New Research: US Families Take $20 Billion Hit with End of ACP

Low-income households lose internet subsidy, job opportunities, telehealth, and more

May 1, 2024

On Wednesday, as the Affordable Connectivity Program (ACP) reduced broadband subsidies due to a funding shortfall, Chamber of Progress released new research by Senior Economist Kaitlyn Harger exploring the economic impact of the program’s stoppage. 

Totaling the cost of higher internet bills and lost access to job opportunities, telehealth, and education, the research finds that low-income households will take a $20 billion hit with the end of the ACP. Over the course of its two-year run, the ACP helped over 23 million US households afford broadband internet access.

Read the full study here.

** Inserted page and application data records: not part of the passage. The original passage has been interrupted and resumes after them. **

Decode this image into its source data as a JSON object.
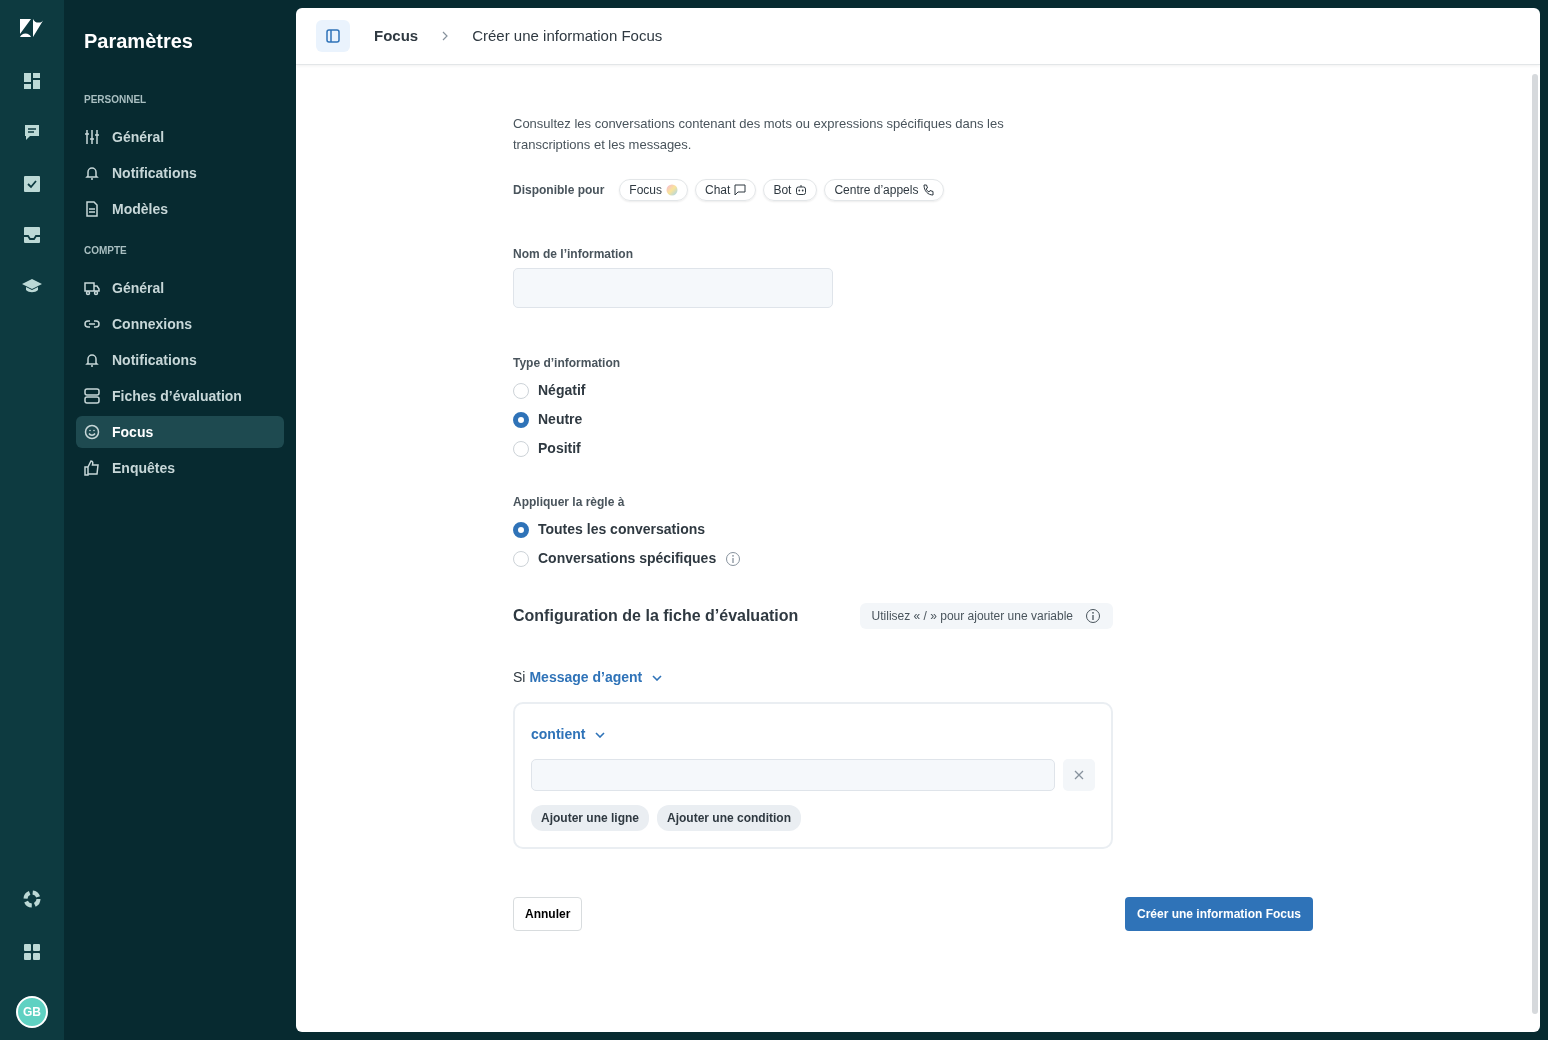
{
  "app": {
    "avatar_initials": "GB"
  },
  "settings_nav": {
    "title": "Paramètres",
    "sections": [
      {
        "heading": "PERSONNEL",
        "items": [
          {
            "label": "Général",
            "selected": false
          },
          {
            "label": "Notifications",
            "selected": false
          },
          {
            "label": "Modèles",
            "selected": false
          }
        ]
      },
      {
        "heading": "COMPTE",
        "items": [
          {
            "label": "Général",
            "selected": false
          },
          {
            "label": "Connexions",
            "selected": false
          },
          {
            "label": "Notifications",
            "selected": false
          },
          {
            "label": "Fiches d’évaluation",
            "selected": false
          },
          {
            "label": "Focus",
            "selected": true
          },
          {
            "label": "Enquêtes",
            "selected": false
          }
        ]
      }
    ]
  },
  "breadcrumb": [
    "Focus",
    "Créer une information Focus"
  ],
  "description": "Consultez les conversations contenant des mots ou expressions spécifiques dans les transcriptions et les messages.",
  "available_for": {
    "label": "Disponible pour",
    "chips": [
      "Focus",
      "Chat",
      "Bot",
      "Centre d’appels"
    ]
  },
  "name_field": {
    "label": "Nom de l’information"
  },
  "info_type": {
    "label": "Type d’information",
    "options": [
      {
        "label": "Négatif",
        "selected": false
      },
      {
        "label": "Neutre",
        "selected": true
      },
      {
        "label": "Positif",
        "selected": false
      }
    ]
  },
  "apply_rule": {
    "label": "Appliquer la règle à",
    "options": [
      {
        "label": "Toutes les conversations",
        "selected": true,
        "info": false
      },
      {
        "label": "Conversations spécifiques",
        "selected": false,
        "info": true
      }
    ]
  },
  "config": {
    "title": "Configuration de la fiche d’évaluation",
    "hint": "Utilisez « / » pour ajouter une variable",
    "if_label": "Si",
    "source": "Message d’agent",
    "operator": "contient",
    "actions": [
      "Ajouter une ligne",
      "Ajouter une condition"
    ]
  },
  "footer": {
    "cancel": "Annuler",
    "submit": "Créer une information Focus"
  }
}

“More than 23 million low-income American households will soon see a new line item in monthly expense statements: prohibitively expensive internet bills,” said report author Kaitlyn Harger. “For some, the new cost will eat into other essential areas of their budget. For others, it will mean losing access to a world of opportunity – from essential telehealth services to remote job markets and quality online education.”

According to the new research, low-income families stand to lose $8 billion in direct annual internet subsidies. Former ACP beneficiaries who lose internet access will also lose $1.4 billion in telehealth savings, $627 million in student benefits, and $10 billion in work opportunities.

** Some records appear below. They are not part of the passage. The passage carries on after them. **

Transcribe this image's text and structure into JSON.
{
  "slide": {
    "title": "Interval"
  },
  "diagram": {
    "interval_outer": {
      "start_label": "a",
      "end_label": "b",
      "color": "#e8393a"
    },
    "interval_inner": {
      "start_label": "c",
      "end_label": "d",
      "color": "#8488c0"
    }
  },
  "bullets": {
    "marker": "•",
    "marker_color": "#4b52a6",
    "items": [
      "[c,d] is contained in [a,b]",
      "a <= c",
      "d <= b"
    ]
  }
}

Chamber of Progress ( is a center-left tech industry policy coalition promoting technology’s progressive future. We work to ensure that all Americans benefit from technological leaps and that the tech industry operates responsibly and fairly.  

Our corporate partners do not have a vote on or veto over our positions. We do not speak for individual partner companies and remain true to our stated principles even when our partners disagree.